Despite not covering the verdict of the two-year inquest on the front page, which cleared the fans of any fault, instead the paper ran a double-page spread on the outcome, and covered it in their main leader.
Hillsborough families always knew it and now it’s official - it WAS police’s fault Click here
Families of the 96 Liverpool fans who died in the Hillsborough disaster declared that justice had finally been done as an inquest jury ruled the victims had been unlawfully killed in a tragedy caused by police blunders.
Lawyers acting for the families said the conclusions, at the end of the longest jury case in British legal history, had completely vindicated their tireless 27-year battle for the truth.
YP Comment: Justice at last for The 96 on a day of vindication and valediction Click here
FOR 27 tortuous years, the families of the 96 victims of the Hillsborough tragedy – Britain’s worst ever sporting disaster – walked steadfastly alone in their pursuit of justice and the truth.
Now, they will never walk alone after an inquest jury overturned, arguably, the gravest miscarriage of justice in this country’s legal history and ruled that eight dozen fans of Liverpool Football Club were unlawfully killed at the 1989 FA Cup semi-final.

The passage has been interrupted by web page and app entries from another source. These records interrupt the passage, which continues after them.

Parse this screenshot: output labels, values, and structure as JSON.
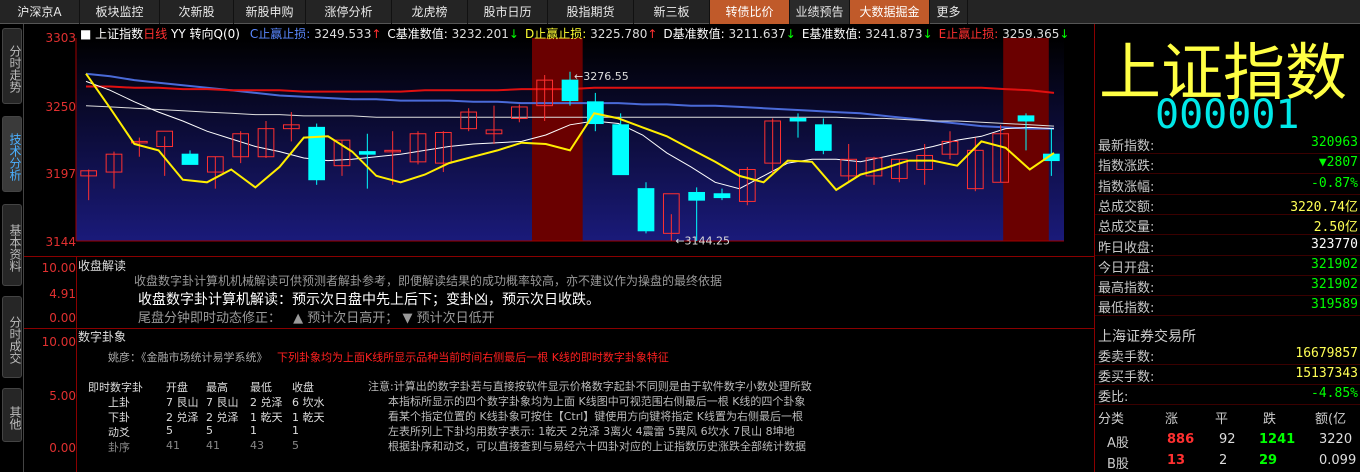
{
  "nav": {
    "tabs": [
      "沪深京A",
      "板块监控",
      "次新股",
      "新股申购",
      "涨停分析",
      "龙虎榜",
      "股市日历",
      "股指期货",
      "新三板",
      "转债比价",
      "业绩预告",
      "大数据掘金",
      "更多"
    ]
  },
  "sidebar": {
    "tabs": [
      "分时走势",
      "技术分析",
      "基本资料",
      "分时成交",
      "其他"
    ]
  },
  "chart": {
    "title": "上证指数",
    "period": "日线",
    "yy": "YY",
    "turn": "转向Q(0)",
    "legend": [
      {
        "label": "C止赢止损:",
        "value": "3249.533",
        "arrow": "↑",
        "color": "#5a88ff"
      },
      {
        "label": "C基准数值:",
        "value": "3232.201",
        "arrow": "↓",
        "color": "#ffffff"
      },
      {
        "label": "D止赢止损:",
        "value": "3225.780",
        "arrow": "↑",
        "color": "#ffff33"
      },
      {
        "label": "D基准数值:",
        "value": "3211.637",
        "arrow": "↓",
        "color": "#ffffff"
      },
      {
        "label": "E基准数值:",
        "value": "3241.873",
        "arrow": "↓",
        "color": "#ffffff"
      },
      {
        "label": "E止赢止损:",
        "value": "3259.365",
        "arrow": "↓",
        "color": "#ff3030"
      }
    ],
    "yticks": [
      "3303",
      "3250",
      "3197",
      "3144"
    ],
    "high_note": "3276.55",
    "low_note": "3144.25",
    "candles": [
      {
        "o": 3195,
        "h": 3200,
        "l": 3176,
        "c": 3199
      },
      {
        "o": 3198,
        "h": 3214,
        "l": 3185,
        "c": 3212
      },
      {
        "o": 3221,
        "h": 3225,
        "l": 3210,
        "c": 3222
      },
      {
        "o": 3218,
        "h": 3226,
        "l": 3195,
        "c": 3230
      },
      {
        "o": 3212,
        "h": 3215,
        "l": 3205,
        "c": 3204
      },
      {
        "o": 3198,
        "h": 3210,
        "l": 3185,
        "c": 3210
      },
      {
        "o": 3210,
        "h": 3230,
        "l": 3205,
        "c": 3228
      },
      {
        "o": 3210,
        "h": 3238,
        "l": 3209,
        "c": 3232
      },
      {
        "o": 3232,
        "h": 3245,
        "l": 3222,
        "c": 3235
      },
      {
        "o": 3233,
        "h": 3236,
        "l": 3188,
        "c": 3192
      },
      {
        "o": 3203,
        "h": 3223,
        "l": 3195,
        "c": 3223
      },
      {
        "o": 3214,
        "h": 3228,
        "l": 3185,
        "c": 3212
      },
      {
        "o": 3214,
        "h": 3230,
        "l": 3188,
        "c": 3215
      },
      {
        "o": 3206,
        "h": 3230,
        "l": 3204,
        "c": 3228
      },
      {
        "o": 3205,
        "h": 3230,
        "l": 3198,
        "c": 3229
      },
      {
        "o": 3232,
        "h": 3248,
        "l": 3230,
        "c": 3245
      },
      {
        "o": 3228,
        "h": 3250,
        "l": 3220,
        "c": 3231
      },
      {
        "o": 3240,
        "h": 3251,
        "l": 3237,
        "c": 3249
      },
      {
        "o": 3250,
        "h": 3274,
        "l": 3238,
        "c": 3270
      },
      {
        "o": 3270,
        "h": 3276.55,
        "l": 3250,
        "c": 3254
      },
      {
        "o": 3253,
        "h": 3260,
        "l": 3230,
        "c": 3236
      },
      {
        "o": 3235,
        "h": 3244,
        "l": 3200,
        "c": 3196
      },
      {
        "o": 3185,
        "h": 3190,
        "l": 3150,
        "c": 3152
      },
      {
        "o": 3150,
        "h": 3165,
        "l": 3144.25,
        "c": 3181
      },
      {
        "o": 3182,
        "h": 3186,
        "l": 3144,
        "c": 3176
      },
      {
        "o": 3181,
        "h": 3185,
        "l": 3176,
        "c": 3178
      },
      {
        "o": 3175,
        "h": 3202,
        "l": 3172,
        "c": 3200
      },
      {
        "o": 3205,
        "h": 3240,
        "l": 3197,
        "c": 3238
      },
      {
        "o": 3240,
        "h": 3244,
        "l": 3225,
        "c": 3238
      },
      {
        "o": 3235,
        "h": 3240,
        "l": 3212,
        "c": 3215
      },
      {
        "o": 3195,
        "h": 3220,
        "l": 3190,
        "c": 3208
      },
      {
        "o": 3195,
        "h": 3210,
        "l": 3188,
        "c": 3209
      },
      {
        "o": 3193,
        "h": 3208,
        "l": 3190,
        "c": 3208
      },
      {
        "o": 3200,
        "h": 3220,
        "l": 3188,
        "c": 3211
      },
      {
        "o": 3212,
        "h": 3230,
        "l": 3208,
        "c": 3222
      },
      {
        "o": 3185,
        "h": 3225,
        "l": 3183,
        "c": 3215
      },
      {
        "o": 3190,
        "h": 3235,
        "l": 3190,
        "c": 3228
      },
      {
        "o": 3242,
        "h": 3244,
        "l": 3215,
        "c": 3238
      },
      {
        "o": 3212,
        "h": 3232,
        "l": 3195,
        "c": 3207
      }
    ],
    "yellow": [
      3275,
      3248,
      3220,
      3215,
      3192,
      3190,
      3200,
      3186,
      3202,
      3225,
      3226,
      3214,
      3195,
      3190,
      3196,
      3205,
      3210,
      3215,
      3221,
      3220,
      3215,
      3244,
      3240,
      3233,
      3226,
      3216,
      3206,
      3195,
      3190,
      3207,
      3206,
      3184,
      3196,
      3201,
      3207,
      3207,
      3203,
      3222,
      3217,
      3200,
      3213
    ],
    "white": [
      3269,
      3262,
      3253,
      3245,
      3238,
      3230,
      3224,
      3218,
      3214,
      3209,
      3207,
      3208,
      3210,
      3212,
      3215,
      3218,
      3220,
      3221,
      3222,
      3227,
      3235,
      3238,
      3236,
      3227,
      3213,
      3202,
      3190,
      3185,
      3195,
      3205,
      3208,
      3208,
      3206,
      3210,
      3214,
      3218,
      3223,
      3226,
      3232,
      3233,
      3232
    ],
    "blue": [
      3275,
      3273,
      3270,
      3268,
      3266,
      3264,
      3262,
      3260,
      3258,
      3257,
      3256,
      3255,
      3255,
      3254,
      3254,
      3254,
      3253,
      3253,
      3252,
      3252,
      3252,
      3252,
      3252,
      3251,
      3251,
      3250,
      3250,
      3249,
      3248,
      3247,
      3246,
      3245,
      3244,
      3242,
      3240,
      3238,
      3236,
      3234,
      3233,
      3232,
      3232
    ],
    "red": [
      3265,
      3265,
      3264,
      3264,
      3263,
      3263,
      3262,
      3262,
      3262,
      3261,
      3261,
      3261,
      3261,
      3261,
      3262,
      3262,
      3262,
      3262,
      3263,
      3263,
      3263,
      3264,
      3264,
      3264,
      3264,
      3264,
      3264,
      3264,
      3264,
      3264,
      3264,
      3264,
      3264,
      3264,
      3264,
      3264,
      3264,
      3264,
      3263,
      3262,
      3260
    ],
    "white2": [
      3250,
      3249,
      3248,
      3247,
      3246,
      3245,
      3244,
      3243,
      3243,
      3242,
      3242,
      3242,
      3241,
      3241,
      3241,
      3241,
      3241,
      3241,
      3241,
      3241,
      3241,
      3241,
      3241,
      3241,
      3241,
      3241,
      3241,
      3241,
      3241,
      3241,
      3241,
      3241,
      3240,
      3240,
      3239,
      3238,
      3238,
      3237,
      3236,
      3235,
      3234
    ],
    "red_bands": [
      {
        "from": 18,
        "to": 19.2
      },
      {
        "from": 36.6,
        "to": 37.6
      }
    ]
  },
  "close_panel": {
    "title": "收盘解读",
    "yticks": [
      "10.00",
      "4.91",
      "0.00"
    ],
    "line1": "收盘数字卦计算机机械解读可供预测者解卦参考，即便解读结果的成功概率较高，亦不建议作为操盘的最终依据",
    "line2": "收盘数字卦计算机解读：预示次日盘中先上后下；变卦凶，预示次日收跌。",
    "line3_a": "尾盘分钟即时动态修正：",
    "line3_b": "▲ 预计次日高开；",
    "line3_c": "▼ 预计次日低开"
  },
  "gua_panel": {
    "title": "数字卦象",
    "yticks": [
      "10.00",
      "5.00",
      "0.00"
    ],
    "yao_label": "姚彦：《金融市场统计易学系统》",
    "yao_red": "下列卦象均为上面K线所显示品种当前时间右侧最后一根 K线的即时数字卦象特征",
    "table": {
      "headers": [
        "即时数字卦",
        "开盘",
        "最高",
        "最低",
        "收盘"
      ],
      "rows": [
        [
          "上卦",
          "7 艮山",
          "7 艮山",
          "2 兑泽",
          "6 坎水"
        ],
        [
          "下卦",
          "2 兑泽",
          "2 兑泽",
          "1 乾天",
          "1 乾天"
        ],
        [
          "动爻",
          "5",
          "5",
          "1",
          "1"
        ],
        [
          "卦序",
          "41",
          "41",
          "43",
          "5"
        ]
      ]
    },
    "notes": [
      "注意:计算出的数字卦若与直接按软件显示价格数字起卦不同则是由于软件数字小数处理所致",
      "本指标所显示的四个数字卦象均为上面 K线图中可视范围右侧最后一根 K线的四个卦象",
      "看某个指定位置的 K线卦象可按住【Ctrl】键使用方向键将指定 K线置为右侧最后一根",
      "左表所列上下卦均用数字表示: 1乾天 2兑泽 3离火 4震雷 5巽风 6坎水 7艮山 8坤地",
      "根据卦序和动爻，可以直接查到与易经六十四卦对应的上证指数历史涨跌全部统计数据"
    ]
  },
  "right_panel": {
    "name": "上证指数",
    "code": "000001",
    "rows": [
      {
        "label": "最新指数:",
        "value": "320963",
        "color": "#00ff00"
      },
      {
        "label": "指数涨跌:",
        "value": "▼2807",
        "color": "#00ff00"
      },
      {
        "label": "指数涨幅:",
        "value": "-0.87%",
        "color": "#00ff00"
      },
      {
        "label": "总成交额:",
        "value": "3220.74亿",
        "color": "#ffff55"
      },
      {
        "label": "总成交量:",
        "value": "2.50亿",
        "color": "#ffff55"
      },
      {
        "label": "昨日收盘:",
        "value": "323770",
        "color": "#ffffff"
      },
      {
        "label": "今日开盘:",
        "value": "321902",
        "color": "#00ff00"
      },
      {
        "label": "最高指数:",
        "value": "321902",
        "color": "#00ff00"
      },
      {
        "label": "最低指数:",
        "value": "319589",
        "color": "#00ff00"
      }
    ],
    "exchange": "上海证券交易所",
    "rows2": [
      {
        "label": "委卖手数:",
        "value": "16679857",
        "color": "#ffff55"
      },
      {
        "label": "委买手数:",
        "value": "15137343",
        "color": "#ffff55"
      },
      {
        "label": "委比:",
        "value": "-4.85%",
        "color": "#00ff00"
      }
    ],
    "table": {
      "headers": [
        "分类",
        "涨",
        "平",
        "跌",
        "额(亿"
      ],
      "rows": [
        {
          "name": "A股",
          "up": "886",
          "flat": "92",
          "down": "1241",
          "amt": "3220"
        },
        {
          "name": "B股",
          "up": "13",
          "flat": "2",
          "down": "29",
          "amt": "0.099"
        }
      ]
    }
  },
  "colors": {
    "up": "#ff3030",
    "down": "#00ffff",
    "bg_chart": "#0a0a5a",
    "accent_tab": "#c05a2a"
  }
}
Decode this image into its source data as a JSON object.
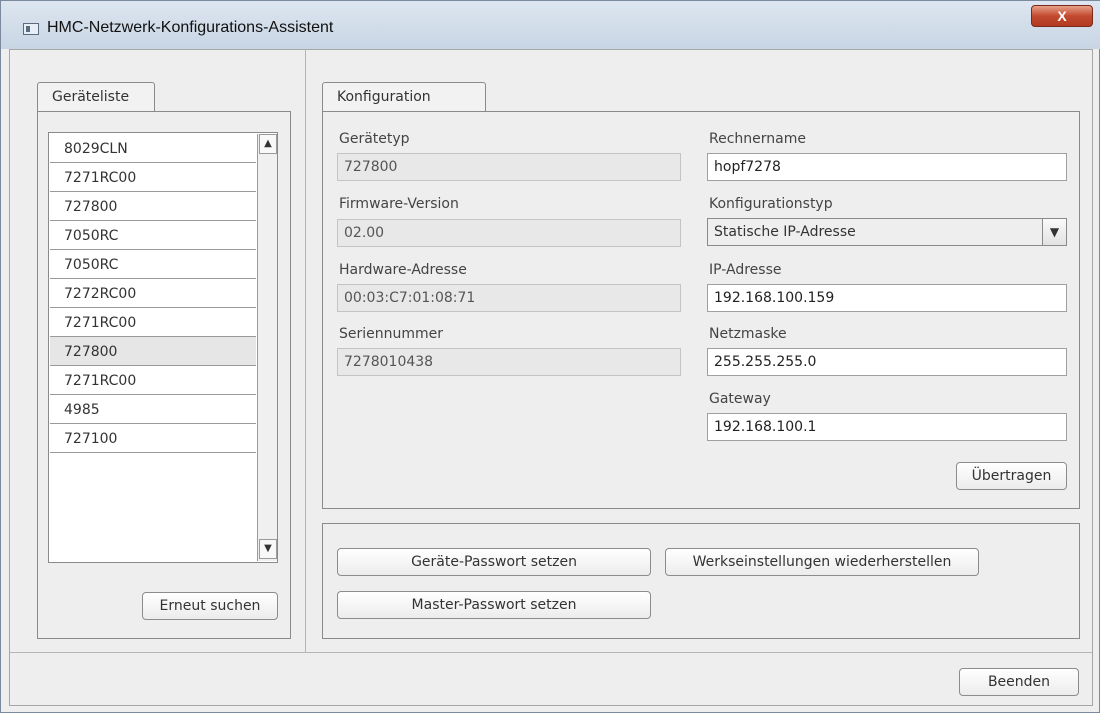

Nick Baines: Long fight for truth and dignity gave a voice to those who could not speak Click here
I REMEMBER where I was on April 15, 1989. I was leading a youth weekend at Rydal Hall in Cumbria, eager to finish a walk in the hills so I could catch up on the Liverpool versus Nottingham Forest FA Cup semi-final being played at the same time. My brother was at the match in Sheffield, and I knew a few other people who had been lucky enough to get tickets.
I got back and turned on my car radio. I couldn’t understand what was going on – even the commentator on the BBC sounded so traumatised that for a long time he simply assumed we all knew. As the news then became clearer, so did the horror begin to dawn.
Hillsborough police ‘must still wait months to learn fate’ Click here
IT COULD be more than a year before a decision is made on whether to charge those involved in the Hillsborough disaster with criminal offences, according to the senior officer leading the new investigation into the tragedy.
Despite a jury concluding that the fans were unlawfully killed, the two criminal inquiries that could ultimately lead to senior individuals or organisations such as South Yorkshire Police being brought before court will continue for a number of months.
What the jury didn’t know: Yorkshire police and ambulance chiefs in ‘culture of denial’ - plus verdicts in full Click here
BOTH South Yorkshire Police and Yorkshire Ambulance Service sought to “minimise” their responsibility during the fresh inquests despite previous public admissions, lawyers for the Hillsborough families claimed.
In legal argument - not before the jury - it was said that both organisations had previously, and in some detail, admitted responsibility for their roles in the disaster.
Why Hillsborough police chief David Duckenfield could now face criminal charges Click here
David Duckenfield, the match commander at Sheffield Wednesday’s stadium on April 15, 1989, could face criminal charges despite not being convicted by a jury over the disaster 16 years ago.
The jury in the Hillsborough inquests today returned a verdict that the 96 Liverpool fans were unlawfully killed.
Liverpool’s reaction: Now everyone knows the truth - but why did it take 27 years? Click here
As the verdict from the Hillsborough inquest filtered through at Anfield, two Liverpool Football Club fans who had never previously met stood side by side next to a flower covered memorial at the stadium clutching a mobile phone.
Liverpool supporter Beryl Mealand, 64, was carrying flowers with a message written on the front which read ‘27 long years, JFT96, In God We Trust, YNWA’.
Video: ‘We got it catastrophically wrong’ admits South Yorkshire police chief after Hillsborough verdicts Click here
The chief constable of South Yorkshire Police admitted the force got the policing of the Hillsborough match “catastrophically wrong” as he accepted the unlawful killing verdicts and apologised to the victims’ families.
David Crompton said relatives of those who died had been failed, and that officers “will now take time to carefully reflect on the implications of the verdicts”.